EXERCISE:
Every line in the data below that holds "NinaPlays" should be found and copied.

[Data records for software interfaces]
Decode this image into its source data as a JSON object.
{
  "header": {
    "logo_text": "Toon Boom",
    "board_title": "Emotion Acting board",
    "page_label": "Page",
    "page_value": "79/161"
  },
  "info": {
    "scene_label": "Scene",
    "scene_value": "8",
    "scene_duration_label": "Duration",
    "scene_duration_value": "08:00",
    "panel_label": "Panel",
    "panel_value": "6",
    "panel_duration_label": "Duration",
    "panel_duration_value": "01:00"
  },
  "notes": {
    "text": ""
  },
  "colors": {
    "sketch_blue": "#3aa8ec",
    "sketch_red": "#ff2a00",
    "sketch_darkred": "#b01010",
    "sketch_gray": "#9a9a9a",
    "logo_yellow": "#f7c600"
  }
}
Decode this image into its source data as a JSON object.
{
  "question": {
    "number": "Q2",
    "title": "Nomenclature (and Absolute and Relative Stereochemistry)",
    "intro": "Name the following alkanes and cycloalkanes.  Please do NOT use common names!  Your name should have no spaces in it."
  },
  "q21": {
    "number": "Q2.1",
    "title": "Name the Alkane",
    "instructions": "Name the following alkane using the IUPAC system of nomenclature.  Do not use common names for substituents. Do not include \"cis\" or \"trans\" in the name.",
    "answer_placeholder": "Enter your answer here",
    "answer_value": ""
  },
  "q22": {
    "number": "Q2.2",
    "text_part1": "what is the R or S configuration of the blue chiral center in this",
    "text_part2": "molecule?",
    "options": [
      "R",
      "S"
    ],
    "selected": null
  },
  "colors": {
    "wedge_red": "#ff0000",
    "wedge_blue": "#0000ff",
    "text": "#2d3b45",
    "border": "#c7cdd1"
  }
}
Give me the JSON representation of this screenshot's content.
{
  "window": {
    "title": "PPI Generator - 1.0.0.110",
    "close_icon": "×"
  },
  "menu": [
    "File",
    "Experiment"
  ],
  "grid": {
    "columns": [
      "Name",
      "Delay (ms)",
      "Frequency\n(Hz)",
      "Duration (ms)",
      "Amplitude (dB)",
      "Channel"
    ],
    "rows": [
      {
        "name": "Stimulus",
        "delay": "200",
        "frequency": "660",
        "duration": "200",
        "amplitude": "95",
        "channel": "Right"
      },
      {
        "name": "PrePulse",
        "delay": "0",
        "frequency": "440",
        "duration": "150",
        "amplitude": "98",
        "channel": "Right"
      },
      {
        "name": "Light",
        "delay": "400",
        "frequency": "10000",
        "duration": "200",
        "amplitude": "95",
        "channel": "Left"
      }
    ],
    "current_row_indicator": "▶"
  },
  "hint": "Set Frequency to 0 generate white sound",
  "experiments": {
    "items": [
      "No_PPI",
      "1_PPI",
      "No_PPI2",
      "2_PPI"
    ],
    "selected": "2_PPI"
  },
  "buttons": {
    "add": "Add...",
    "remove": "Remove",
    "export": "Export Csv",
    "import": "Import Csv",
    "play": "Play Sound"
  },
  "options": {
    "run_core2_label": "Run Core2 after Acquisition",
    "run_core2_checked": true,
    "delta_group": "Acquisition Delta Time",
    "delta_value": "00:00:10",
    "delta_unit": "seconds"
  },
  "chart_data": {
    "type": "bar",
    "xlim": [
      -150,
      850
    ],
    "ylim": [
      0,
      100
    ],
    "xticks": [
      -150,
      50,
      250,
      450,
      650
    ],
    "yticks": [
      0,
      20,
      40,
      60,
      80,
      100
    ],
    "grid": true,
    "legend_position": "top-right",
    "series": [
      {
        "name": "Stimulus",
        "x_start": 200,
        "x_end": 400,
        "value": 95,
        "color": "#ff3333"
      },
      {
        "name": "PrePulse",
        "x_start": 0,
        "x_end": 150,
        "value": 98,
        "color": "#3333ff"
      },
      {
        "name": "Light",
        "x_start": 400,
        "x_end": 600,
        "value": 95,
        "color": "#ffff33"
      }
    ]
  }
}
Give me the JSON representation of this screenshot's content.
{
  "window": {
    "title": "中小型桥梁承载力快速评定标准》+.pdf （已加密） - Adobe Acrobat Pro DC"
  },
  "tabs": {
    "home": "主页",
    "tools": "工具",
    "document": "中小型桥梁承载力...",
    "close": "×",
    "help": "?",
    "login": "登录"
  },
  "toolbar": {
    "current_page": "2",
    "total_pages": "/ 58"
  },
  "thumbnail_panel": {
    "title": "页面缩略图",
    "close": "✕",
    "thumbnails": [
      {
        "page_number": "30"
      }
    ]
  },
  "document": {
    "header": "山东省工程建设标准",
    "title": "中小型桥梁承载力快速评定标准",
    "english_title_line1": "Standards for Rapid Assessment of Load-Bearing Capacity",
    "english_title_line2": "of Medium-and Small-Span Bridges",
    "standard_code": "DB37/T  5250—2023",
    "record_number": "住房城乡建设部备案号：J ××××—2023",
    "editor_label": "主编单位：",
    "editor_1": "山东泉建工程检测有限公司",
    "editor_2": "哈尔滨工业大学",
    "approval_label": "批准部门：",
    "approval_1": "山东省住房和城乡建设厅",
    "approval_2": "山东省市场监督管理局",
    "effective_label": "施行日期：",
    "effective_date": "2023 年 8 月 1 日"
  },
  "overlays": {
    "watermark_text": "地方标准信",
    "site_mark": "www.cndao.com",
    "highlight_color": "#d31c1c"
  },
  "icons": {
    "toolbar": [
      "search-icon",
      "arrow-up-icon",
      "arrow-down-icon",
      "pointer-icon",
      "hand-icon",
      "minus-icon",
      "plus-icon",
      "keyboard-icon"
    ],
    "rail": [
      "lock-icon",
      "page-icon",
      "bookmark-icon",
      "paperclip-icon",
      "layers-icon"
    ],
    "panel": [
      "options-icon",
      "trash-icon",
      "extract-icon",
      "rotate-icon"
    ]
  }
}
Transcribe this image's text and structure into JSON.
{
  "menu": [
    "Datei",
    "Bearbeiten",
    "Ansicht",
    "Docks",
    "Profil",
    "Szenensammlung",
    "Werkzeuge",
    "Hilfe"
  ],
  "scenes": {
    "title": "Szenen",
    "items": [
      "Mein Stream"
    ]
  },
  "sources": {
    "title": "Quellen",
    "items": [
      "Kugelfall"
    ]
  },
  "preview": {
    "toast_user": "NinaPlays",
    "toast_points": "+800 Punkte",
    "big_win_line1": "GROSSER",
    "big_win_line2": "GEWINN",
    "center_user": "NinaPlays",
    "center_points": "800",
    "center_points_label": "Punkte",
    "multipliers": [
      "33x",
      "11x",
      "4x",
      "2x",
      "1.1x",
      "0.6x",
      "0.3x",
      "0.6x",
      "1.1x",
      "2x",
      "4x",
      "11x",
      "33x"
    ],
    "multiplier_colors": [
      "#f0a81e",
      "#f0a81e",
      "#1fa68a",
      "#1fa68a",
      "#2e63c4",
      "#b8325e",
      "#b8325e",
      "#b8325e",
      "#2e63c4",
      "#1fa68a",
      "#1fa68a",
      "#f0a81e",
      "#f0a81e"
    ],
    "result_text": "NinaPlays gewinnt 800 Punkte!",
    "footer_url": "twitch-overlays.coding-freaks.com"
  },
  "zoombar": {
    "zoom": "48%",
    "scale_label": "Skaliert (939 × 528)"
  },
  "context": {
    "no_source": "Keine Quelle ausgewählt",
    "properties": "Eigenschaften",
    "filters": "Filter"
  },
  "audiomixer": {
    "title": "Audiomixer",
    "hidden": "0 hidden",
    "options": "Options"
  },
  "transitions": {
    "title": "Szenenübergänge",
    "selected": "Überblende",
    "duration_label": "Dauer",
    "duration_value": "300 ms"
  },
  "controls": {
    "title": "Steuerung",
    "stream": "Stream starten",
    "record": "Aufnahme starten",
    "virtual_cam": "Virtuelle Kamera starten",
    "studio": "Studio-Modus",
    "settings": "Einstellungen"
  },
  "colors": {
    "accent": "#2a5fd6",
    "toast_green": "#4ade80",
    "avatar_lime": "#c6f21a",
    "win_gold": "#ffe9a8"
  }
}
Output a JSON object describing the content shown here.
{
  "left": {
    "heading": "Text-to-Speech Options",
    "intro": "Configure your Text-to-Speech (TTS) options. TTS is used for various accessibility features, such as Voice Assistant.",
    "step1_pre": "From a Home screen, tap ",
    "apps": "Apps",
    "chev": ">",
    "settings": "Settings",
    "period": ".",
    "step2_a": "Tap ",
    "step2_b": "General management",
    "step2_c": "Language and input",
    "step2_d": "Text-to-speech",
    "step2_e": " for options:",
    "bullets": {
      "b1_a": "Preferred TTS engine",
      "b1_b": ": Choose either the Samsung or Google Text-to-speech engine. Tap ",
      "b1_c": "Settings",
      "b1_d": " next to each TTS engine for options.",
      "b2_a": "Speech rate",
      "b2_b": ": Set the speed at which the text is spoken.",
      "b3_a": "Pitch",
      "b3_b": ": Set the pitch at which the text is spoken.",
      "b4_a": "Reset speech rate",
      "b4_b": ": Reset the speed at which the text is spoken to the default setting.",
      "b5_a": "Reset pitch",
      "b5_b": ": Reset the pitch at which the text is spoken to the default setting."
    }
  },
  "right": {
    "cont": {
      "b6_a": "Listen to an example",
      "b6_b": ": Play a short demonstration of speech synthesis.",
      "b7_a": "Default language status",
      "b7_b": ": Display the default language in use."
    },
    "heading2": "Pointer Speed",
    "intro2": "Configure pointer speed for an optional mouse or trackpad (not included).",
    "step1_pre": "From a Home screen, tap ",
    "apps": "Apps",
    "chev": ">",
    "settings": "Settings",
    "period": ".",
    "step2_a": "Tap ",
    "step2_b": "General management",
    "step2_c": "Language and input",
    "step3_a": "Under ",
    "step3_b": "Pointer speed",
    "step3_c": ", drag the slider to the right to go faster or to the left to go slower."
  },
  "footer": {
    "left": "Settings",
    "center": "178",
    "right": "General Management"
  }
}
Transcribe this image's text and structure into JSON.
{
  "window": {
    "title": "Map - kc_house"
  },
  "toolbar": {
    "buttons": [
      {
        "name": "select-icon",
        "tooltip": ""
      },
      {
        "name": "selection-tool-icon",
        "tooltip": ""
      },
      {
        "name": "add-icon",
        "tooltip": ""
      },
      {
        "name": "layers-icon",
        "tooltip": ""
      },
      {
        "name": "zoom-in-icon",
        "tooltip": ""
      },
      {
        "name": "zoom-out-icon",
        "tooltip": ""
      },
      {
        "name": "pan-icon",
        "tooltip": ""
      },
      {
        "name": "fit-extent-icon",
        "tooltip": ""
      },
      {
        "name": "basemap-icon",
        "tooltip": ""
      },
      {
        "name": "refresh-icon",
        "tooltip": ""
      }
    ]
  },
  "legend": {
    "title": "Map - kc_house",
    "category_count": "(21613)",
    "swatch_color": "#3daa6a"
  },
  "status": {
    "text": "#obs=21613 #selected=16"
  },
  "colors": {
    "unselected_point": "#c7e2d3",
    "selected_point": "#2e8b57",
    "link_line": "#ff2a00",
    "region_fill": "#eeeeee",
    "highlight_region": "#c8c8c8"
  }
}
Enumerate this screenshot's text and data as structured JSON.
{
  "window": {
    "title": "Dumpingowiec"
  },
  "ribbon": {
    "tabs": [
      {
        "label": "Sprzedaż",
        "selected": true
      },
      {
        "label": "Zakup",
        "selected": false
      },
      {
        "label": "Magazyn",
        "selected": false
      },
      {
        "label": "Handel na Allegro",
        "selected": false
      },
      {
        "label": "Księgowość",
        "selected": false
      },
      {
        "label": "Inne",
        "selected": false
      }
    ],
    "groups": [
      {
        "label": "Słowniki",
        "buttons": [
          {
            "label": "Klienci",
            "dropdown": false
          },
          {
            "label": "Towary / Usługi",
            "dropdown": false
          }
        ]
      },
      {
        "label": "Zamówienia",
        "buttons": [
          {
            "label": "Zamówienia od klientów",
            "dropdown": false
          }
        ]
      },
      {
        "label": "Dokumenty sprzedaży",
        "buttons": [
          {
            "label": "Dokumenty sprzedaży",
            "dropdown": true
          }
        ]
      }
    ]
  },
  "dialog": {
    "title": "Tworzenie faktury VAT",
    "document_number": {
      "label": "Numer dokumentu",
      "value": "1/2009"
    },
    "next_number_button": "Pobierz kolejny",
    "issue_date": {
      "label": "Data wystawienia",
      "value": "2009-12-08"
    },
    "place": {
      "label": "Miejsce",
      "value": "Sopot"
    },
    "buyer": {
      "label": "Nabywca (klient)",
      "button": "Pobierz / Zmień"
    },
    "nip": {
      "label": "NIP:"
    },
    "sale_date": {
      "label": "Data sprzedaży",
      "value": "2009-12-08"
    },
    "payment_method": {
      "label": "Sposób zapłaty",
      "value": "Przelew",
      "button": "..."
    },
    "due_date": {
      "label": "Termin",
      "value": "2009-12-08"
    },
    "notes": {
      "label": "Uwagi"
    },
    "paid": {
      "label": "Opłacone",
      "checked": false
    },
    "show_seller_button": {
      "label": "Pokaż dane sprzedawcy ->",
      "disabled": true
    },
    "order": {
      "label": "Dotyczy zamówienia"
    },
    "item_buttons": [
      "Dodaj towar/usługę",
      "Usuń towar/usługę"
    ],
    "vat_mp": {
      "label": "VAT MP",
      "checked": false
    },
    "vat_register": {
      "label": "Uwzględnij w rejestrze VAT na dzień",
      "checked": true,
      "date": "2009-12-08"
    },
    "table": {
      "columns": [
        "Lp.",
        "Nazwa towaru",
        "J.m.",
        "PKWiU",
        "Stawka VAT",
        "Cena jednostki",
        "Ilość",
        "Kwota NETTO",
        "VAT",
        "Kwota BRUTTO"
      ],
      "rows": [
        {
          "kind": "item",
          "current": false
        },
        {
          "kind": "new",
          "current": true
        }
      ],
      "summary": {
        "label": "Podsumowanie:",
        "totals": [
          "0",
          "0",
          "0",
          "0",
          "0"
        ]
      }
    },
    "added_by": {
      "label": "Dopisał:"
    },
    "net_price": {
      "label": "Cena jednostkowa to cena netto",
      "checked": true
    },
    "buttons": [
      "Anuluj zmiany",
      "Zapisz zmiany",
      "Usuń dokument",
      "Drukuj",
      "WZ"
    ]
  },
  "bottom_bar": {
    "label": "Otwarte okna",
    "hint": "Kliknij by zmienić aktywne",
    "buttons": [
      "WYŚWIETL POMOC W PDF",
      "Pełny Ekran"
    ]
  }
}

REPLY:
    "toast_user": "NinaPlays",
    "center_user": "NinaPlays",
    "result_text": "NinaPlays gewinnt 800 Punkte!",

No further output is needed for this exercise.